We have had to cancel so many things that we normally delight in doing like coffee hour and passing the peace and Vacation Bible School and hanging out in the narthex and social gatherings. It feels like we have canceled the fun – but we can still nurture our relationships with one another. It will just take more thought and a little more effort on our parts.
How about giving the family who always sat in the pew in front of you during worship a call to see how they are doing these days? Check in and see how the grandchildren of the couple who sat behind you are doing. How about checking in with the students from your Sunday school class or with the folks who you drink coffee with during coffee hour? Or what about checking in with someone from the church prayer list? Or how about picking someone whose last name begins with your favorite letter in the alphabet?
Send a quick text message if you don’t want to go all old-school and actually talk into your telephone. Send a postcard or a note via the US Postal Service. I see the mail person in our neighborhood 6 days a week so I know that they are still hard at work. Email is a wonderful way of checking in too. Email is old school – but not too old school!

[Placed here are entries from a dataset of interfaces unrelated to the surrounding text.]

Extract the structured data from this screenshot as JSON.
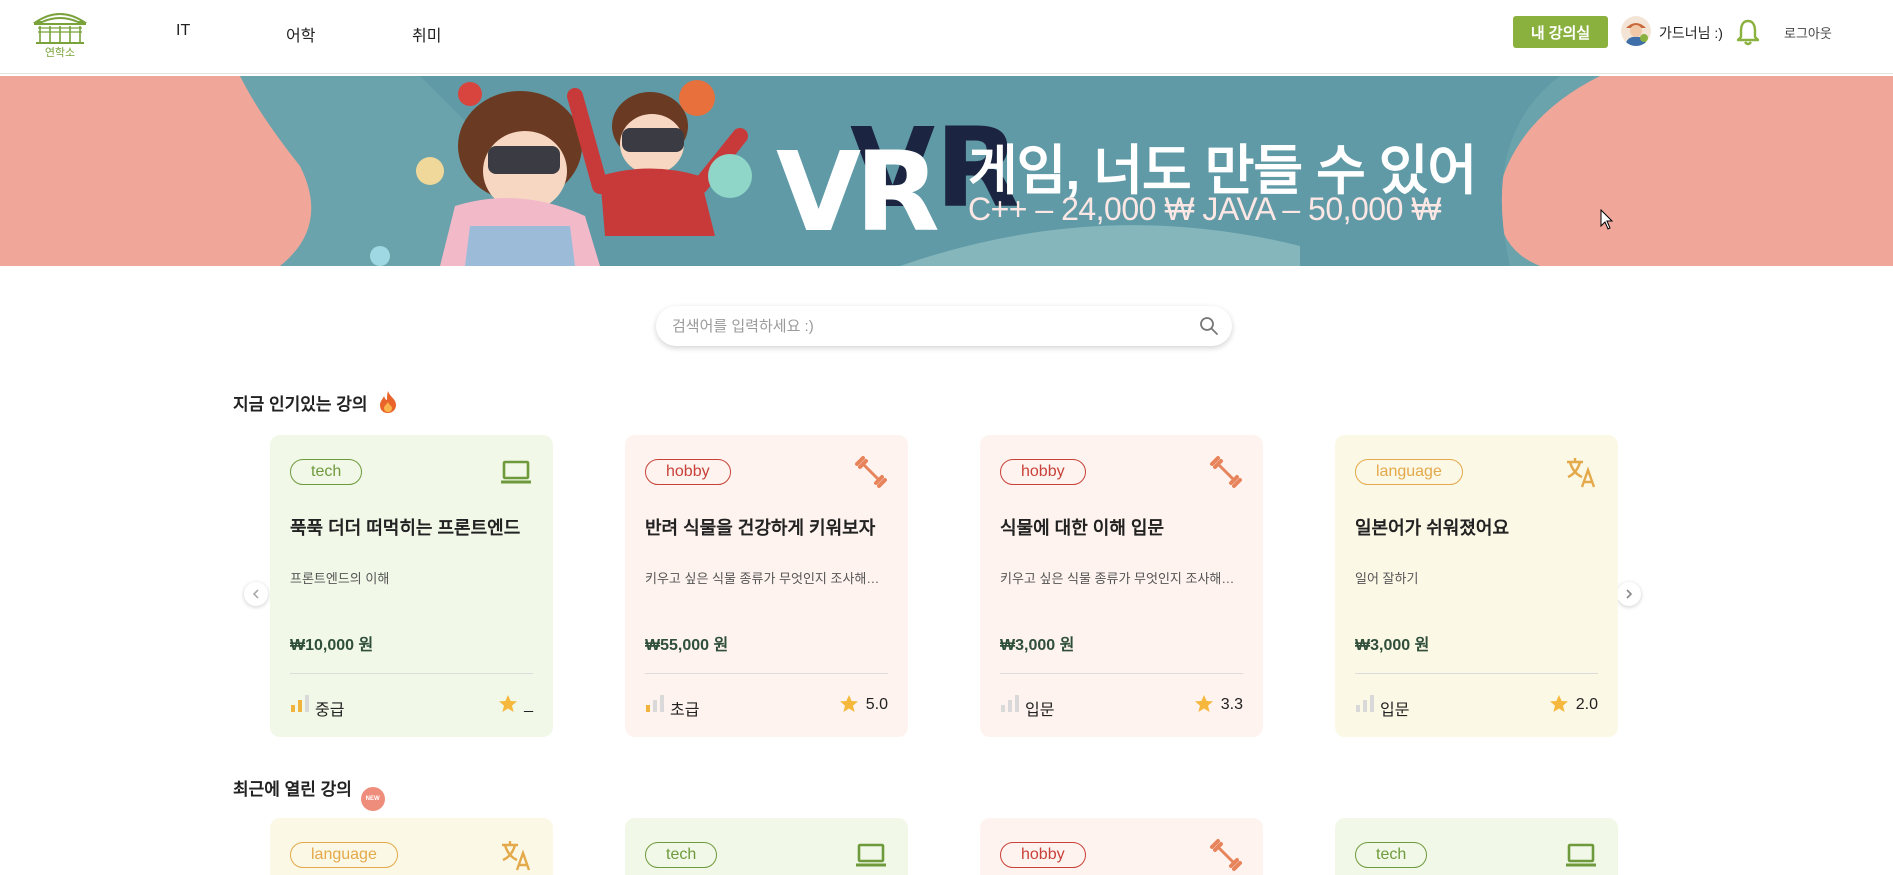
{
  "header": {
    "logo_text": "연학소",
    "nav": [
      "IT",
      "어학",
      "취미"
    ],
    "my_class_label": "내 강의실",
    "username": "가드너님 :)",
    "logout_label": "로그아웃"
  },
  "banner": {
    "vr_text": "VR",
    "title": "게임, 너도 만들 수 있어",
    "price_line": "C++ – 24,000 ₩   JAVA – 50,000 ₩"
  },
  "search": {
    "placeholder": "검색어를 입력하세요 :)",
    "value": ""
  },
  "sections": {
    "popular_title": "지금 인기있는 강의",
    "recent_title": "최근에 열린 강의",
    "new_badge": "NEW"
  },
  "popular_cards": [
    {
      "tag": "tech",
      "title": "푹푹 더더 떠먹히는 프론트엔드",
      "desc": "프론트엔드의 이해",
      "price": "₩10,000 원",
      "level": "중급",
      "rating": "_",
      "icon": "laptop-icon"
    },
    {
      "tag": "hobby",
      "title": "반려 식물을 건강하게 키워보자",
      "desc": "키우고 싶은 식물 종류가 무엇인지 조사해보기",
      "price": "₩55,000 원",
      "level": "초급",
      "rating": "5.0",
      "icon": "dumbbell-icon"
    },
    {
      "tag": "hobby",
      "title": "식물에 대한 이해 입문",
      "desc": "키우고 싶은 식물 종류가 무엇인지 조사해보기",
      "price": "₩3,000 원",
      "level": "입문",
      "rating": "3.3",
      "icon": "dumbbell-icon"
    },
    {
      "tag": "language",
      "title": "일본어가 쉬워졌어요",
      "desc": "일어 잘하기",
      "price": "₩3,000 원",
      "level": "입문",
      "rating": "2.0",
      "icon": "translate-icon"
    }
  ],
  "recent_cards": [
    {
      "tag": "language",
      "icon": "translate-icon"
    },
    {
      "tag": "tech",
      "icon": "laptop-icon"
    },
    {
      "tag": "hobby",
      "icon": "dumbbell-icon"
    },
    {
      "tag": "tech",
      "icon": "laptop-icon"
    }
  ],
  "colors": {
    "accent": "#8ab13e",
    "tech": "#6f9a3c",
    "hobby": "#c8413a",
    "language": "#e3a94a"
  }
}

These are hard times for so many of us. These days of staying home to stay safe mean that we are missing our friends and our church family.
As the pastor of Saint Stephen I do chat with folks from our Christian community every week. I check in. I make phone calls and send emails and texts – but there simply aren’t enough hours in the day or the week for me to check in with everyone. But we all can reach out to one another. We all can pray for each other. We all can make a phone call or two or three. Or send a text or email or note in the mail once or twice a week.
Even in the middle of a pandemic we can care for one another and support one another and share our love and God’s love.
You are all in my heart – thoughts – and prayers.
In Christ and with Love –
PS – William just wandered in while I was taking pictures. Will looked at all of the pictures and sighed a very grown-up sounding sigh and said – “Boy – I sure do miss church and all of our church people.” Amen little fella – Amen!